» Task statement
Within the data, how many lines hold the word "counter"? Answer with nothing but the number.

------------------------------------------------

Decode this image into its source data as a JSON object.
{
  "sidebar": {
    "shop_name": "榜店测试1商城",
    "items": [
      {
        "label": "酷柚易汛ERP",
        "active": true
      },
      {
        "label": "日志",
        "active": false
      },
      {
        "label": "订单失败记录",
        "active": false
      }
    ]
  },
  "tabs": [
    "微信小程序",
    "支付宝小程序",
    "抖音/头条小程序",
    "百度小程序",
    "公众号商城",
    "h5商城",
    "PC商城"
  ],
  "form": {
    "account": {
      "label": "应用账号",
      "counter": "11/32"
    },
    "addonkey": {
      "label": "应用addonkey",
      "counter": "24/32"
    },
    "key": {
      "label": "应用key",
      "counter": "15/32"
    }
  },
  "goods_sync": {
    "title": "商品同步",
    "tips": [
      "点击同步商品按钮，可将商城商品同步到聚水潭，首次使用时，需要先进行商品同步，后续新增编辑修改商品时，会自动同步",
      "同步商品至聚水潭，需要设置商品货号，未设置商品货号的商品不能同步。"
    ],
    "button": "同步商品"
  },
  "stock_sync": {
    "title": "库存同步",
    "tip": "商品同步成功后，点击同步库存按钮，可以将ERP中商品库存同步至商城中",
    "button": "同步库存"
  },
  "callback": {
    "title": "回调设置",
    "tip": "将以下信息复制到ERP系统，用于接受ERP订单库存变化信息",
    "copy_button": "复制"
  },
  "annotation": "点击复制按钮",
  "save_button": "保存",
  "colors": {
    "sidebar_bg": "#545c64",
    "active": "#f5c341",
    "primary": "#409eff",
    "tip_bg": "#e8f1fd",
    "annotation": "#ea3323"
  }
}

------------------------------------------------

» Reply to the task
3